Here we have Microsoft reiterating that Windows 7 will not contain any massive changes, and that it will build on top of the foundations laid by Windows Vista, improving them. Interestingly, the recent rumours concerning Apple’s next release seem to point at the same route: stabilisation and optimisation. Assuming those rumours hold any water, we might be looking at some sort of truce between the two competitors.
Probably not meant as such, but interesting nonetheless, as it gives the rest of the market (like Linux, BSD) the time to catch up – or move ahead – on the desktop side of things.
Microsoft has been defending Vista quite a lot recently. They keep releasing these announcements and brochures that explain why you are wrong if you avoid Vista, or why Vista is better than XP or why it is better than Linux or or..
During the first year of Windows XP, updates were
released 26 times. Through a combination of a month-
ly release schedule and decreased vulnerabilities,
Windows Vista needed updates released only nine
times in its first year.
Why compare Vista to when XP was released? Well, to make the numbers look good. They are probably hoping people will not notice they are not comparing to XP SP2/SP3 which is more or less just as secure as Vista nowadays. XP has always supported users running as non-admins too, and in all those years that XP has been around people have come up with various kinds of 3rd part software to remedy the shortcomings in XP or to improve some features even more. There really isn’t anything there that Vista provides that isn’t possible under XP too.
Bitlocker? Well, do a google search. You’ll find dozens of apps for XP that allow for harddrive encryption, either partially or fully.
that â€œorganizations actively employing power management functionality can expect to save $38.3 thou-
sand per year compared to unmanaged ones (based on the number of new machines).â€ In addition, â€œtotal
PC power consumption per year for a well-managed 2,500 PC strong organization is 50 percent lower than
for an unmanaged oneâ€ according to the same Gartner Report
Well duh. But XP does support power-management, too.
There is also talk about the Windows Search.
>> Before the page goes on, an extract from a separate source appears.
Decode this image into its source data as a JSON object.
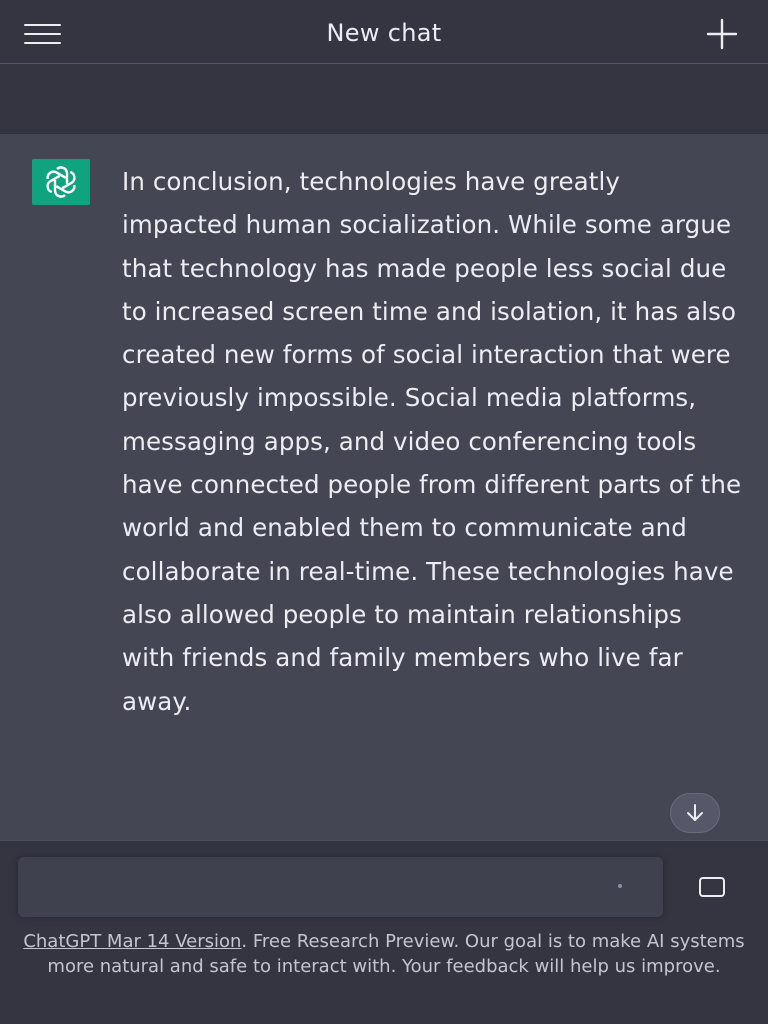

I have never used it nor seen it in use, but I imagine the Google Desktop search and similar are more or less just as good for those people who need such features.
I dunno, I don’t run a company nor do I work as an administrator, but I get the feeling there really isn’t any specially good reason for companies to migrate to Vista. I hear the remote deploy features are better, but is that good enough of a reason? Most companies have everything needed for XP already in place, any additional software, everything has been tested and proven during all those years Vista was in development..